Especially if you look at historically the most successful unions: the Spanish CNT being the best example as a hugely successful union which was also an anarchist organisation, which had hardly any paid officials (something like one rotating secretary per member union, and paid print staff on the newspapers), and no paid organisers.
Now onto your criticisms of particular IWW organising campaigns:
To use a contemporary example: Starbucks will never be unionized by the IWW. As Starbucks has locations scattered throughout the country (and world), to organize it would require a nationwide union.
The reasons you specify for why the IWW could never organise it, you could also pretty much use to say why no AFL-CIO union could either.
Also, you don't seem to consider how or why it is the IWW, despite all of its difficulties, has done better organising at Starbucks than any of the major unions with their thousands of paid employees and hundreds of millions of dollars.

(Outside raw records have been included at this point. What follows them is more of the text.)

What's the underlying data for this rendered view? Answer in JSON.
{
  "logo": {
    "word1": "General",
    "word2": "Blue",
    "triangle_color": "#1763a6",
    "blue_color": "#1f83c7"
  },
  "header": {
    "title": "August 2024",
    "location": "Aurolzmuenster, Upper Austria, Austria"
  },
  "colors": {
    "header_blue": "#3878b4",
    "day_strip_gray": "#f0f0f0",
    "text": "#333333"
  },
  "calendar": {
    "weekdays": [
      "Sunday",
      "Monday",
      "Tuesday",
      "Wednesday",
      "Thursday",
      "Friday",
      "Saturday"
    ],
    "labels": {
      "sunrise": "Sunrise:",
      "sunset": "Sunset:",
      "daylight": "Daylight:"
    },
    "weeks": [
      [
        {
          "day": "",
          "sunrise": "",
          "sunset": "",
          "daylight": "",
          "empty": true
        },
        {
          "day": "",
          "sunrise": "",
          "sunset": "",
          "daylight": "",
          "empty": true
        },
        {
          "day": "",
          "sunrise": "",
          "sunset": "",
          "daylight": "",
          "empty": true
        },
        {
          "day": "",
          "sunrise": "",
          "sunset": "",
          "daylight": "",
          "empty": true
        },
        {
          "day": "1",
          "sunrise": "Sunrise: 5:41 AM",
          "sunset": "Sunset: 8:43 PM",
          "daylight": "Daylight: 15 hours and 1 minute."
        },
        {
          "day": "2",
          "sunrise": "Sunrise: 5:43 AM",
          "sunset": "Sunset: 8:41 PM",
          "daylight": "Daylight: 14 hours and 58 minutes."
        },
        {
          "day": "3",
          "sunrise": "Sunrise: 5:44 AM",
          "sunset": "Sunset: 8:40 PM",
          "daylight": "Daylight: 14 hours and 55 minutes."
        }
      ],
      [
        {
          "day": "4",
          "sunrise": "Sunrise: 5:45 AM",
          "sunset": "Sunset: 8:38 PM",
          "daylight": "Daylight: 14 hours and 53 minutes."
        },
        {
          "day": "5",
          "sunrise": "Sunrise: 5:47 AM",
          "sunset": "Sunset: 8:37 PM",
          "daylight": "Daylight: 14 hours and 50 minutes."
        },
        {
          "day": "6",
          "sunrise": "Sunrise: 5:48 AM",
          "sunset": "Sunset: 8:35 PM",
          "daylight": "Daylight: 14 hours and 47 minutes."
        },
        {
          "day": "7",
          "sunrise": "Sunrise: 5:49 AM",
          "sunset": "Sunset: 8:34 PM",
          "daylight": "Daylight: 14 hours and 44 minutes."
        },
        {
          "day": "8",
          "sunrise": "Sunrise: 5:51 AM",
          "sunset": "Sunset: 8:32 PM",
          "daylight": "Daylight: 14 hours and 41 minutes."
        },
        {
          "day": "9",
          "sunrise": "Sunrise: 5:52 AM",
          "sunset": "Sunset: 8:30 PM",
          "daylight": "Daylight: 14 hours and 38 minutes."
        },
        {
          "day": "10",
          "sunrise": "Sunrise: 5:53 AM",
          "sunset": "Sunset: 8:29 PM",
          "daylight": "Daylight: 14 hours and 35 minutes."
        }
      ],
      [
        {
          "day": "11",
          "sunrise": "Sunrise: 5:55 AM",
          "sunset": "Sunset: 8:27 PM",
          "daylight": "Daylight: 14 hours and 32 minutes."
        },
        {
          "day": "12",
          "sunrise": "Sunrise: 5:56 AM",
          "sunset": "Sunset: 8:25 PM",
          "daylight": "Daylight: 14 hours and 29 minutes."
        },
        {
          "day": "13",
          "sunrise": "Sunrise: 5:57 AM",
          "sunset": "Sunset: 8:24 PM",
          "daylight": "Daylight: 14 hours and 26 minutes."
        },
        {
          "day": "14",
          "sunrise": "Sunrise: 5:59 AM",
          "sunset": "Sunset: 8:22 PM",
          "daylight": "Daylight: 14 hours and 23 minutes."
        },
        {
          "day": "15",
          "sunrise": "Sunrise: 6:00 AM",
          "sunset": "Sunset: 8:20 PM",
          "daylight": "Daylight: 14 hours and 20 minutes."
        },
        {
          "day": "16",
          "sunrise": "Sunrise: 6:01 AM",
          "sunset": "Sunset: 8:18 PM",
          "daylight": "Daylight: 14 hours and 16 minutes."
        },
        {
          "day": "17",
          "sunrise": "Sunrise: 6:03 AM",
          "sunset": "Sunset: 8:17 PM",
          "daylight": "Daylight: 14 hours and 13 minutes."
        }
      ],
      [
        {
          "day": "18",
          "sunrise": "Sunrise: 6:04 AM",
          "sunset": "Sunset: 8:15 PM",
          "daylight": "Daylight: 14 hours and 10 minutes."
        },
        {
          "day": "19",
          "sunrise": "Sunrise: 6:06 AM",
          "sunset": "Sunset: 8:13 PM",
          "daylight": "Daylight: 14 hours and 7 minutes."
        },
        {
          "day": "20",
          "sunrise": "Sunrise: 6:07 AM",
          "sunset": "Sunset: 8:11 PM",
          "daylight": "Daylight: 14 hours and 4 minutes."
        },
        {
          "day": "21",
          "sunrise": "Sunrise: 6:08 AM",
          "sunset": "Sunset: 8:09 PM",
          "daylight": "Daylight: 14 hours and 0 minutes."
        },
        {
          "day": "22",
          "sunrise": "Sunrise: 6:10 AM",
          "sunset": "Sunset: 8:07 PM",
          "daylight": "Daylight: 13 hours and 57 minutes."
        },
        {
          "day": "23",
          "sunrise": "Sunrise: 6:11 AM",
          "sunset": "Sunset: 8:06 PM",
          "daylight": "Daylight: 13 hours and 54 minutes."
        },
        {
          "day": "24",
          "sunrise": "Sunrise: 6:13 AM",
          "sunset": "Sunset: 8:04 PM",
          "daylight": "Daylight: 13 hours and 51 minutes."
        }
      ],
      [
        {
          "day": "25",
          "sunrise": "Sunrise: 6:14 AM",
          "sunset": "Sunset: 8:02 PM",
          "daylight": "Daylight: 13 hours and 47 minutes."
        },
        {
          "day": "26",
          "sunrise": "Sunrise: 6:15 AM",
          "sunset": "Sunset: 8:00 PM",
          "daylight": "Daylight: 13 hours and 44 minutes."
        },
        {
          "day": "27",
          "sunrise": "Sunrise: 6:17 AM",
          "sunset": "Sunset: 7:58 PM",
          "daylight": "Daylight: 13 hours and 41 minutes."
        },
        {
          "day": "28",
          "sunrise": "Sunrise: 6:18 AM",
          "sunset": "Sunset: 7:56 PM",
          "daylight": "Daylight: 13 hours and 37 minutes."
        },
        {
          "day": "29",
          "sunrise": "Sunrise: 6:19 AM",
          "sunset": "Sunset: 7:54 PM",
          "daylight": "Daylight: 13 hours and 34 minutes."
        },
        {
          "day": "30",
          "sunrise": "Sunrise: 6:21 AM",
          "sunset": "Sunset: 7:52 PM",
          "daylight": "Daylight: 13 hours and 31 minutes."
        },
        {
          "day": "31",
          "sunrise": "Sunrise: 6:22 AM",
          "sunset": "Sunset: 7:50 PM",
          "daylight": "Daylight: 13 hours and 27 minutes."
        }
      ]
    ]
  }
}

The reason for this is basically that they have no interest in it. AFL-CIO unions are not interested in the level of self-organisation of the working class. They are capitalist organisations which need to maintain themselves in a capitalist world, so they need to get a return on any investment they make. And low paid, transient service sector workers in small shops are very unlikely to get a decent return on investment.
So a union could send one organiser to an auto plant or hospital to try to recruit 1000 workers on relatively decent salaries, whose dues would be significant. But would it be worth sending an organiser to a coffee shop with 12 staff, all part-time, earning low wages, with a high turnover? Not really. This also means that it would be difficult for using paid organisers to organise at Starbucks for the IWW as well.
In any case, despite its small size, the Starbucks Workers Union did manage to win some real improvements for workers, particularly in New York City where its organising got a dollar an hour raise. And there were some good incidents of on-the-job action getting results, such as this health and safety win in Chicago.
Personally, while I think that the IWW have done a good job at Starbucks, ultimately my view is that it would be futile for them to try to "organise" the chain because they could only do it successfully if the majority of workers at the chain wanted revolution and the abolition of the wage system, which (unfortunately) is not on the cards for the for the foreseeable future.
So I think as revolutionaries we should focus on organising wherever we are, outside or inside and sometimes even against the unions.
But this is very different to the view of marxvx, which is basically that the IWW should become more like AFL-CIO unions. But then if this really is their view, then why do they not just get involved with an AFL-CIO union? (Although if they did I would not be surprised if they quickly became disillusioned, like these union staffers in the US or Germany.)
I understand marxvx’s frustration: it is hard to see us, as workers (let alone as communists) losing pretty consistently. However unfortunately there are no easy answers or quick fixes. Any attempt to bypass what is really necessary - the conscious self-organisation and direct action of the working class ourselves - at best merely repeats the dead-end and failed bureaucratic strategies of the past.
One final thought for marxvx: was Marx's famous quote "the emancipation of the working class must be the work of dedicated business agents who are knowledgeable enough in labor law to face off against Human Resources lawyers in grievance hearings"?2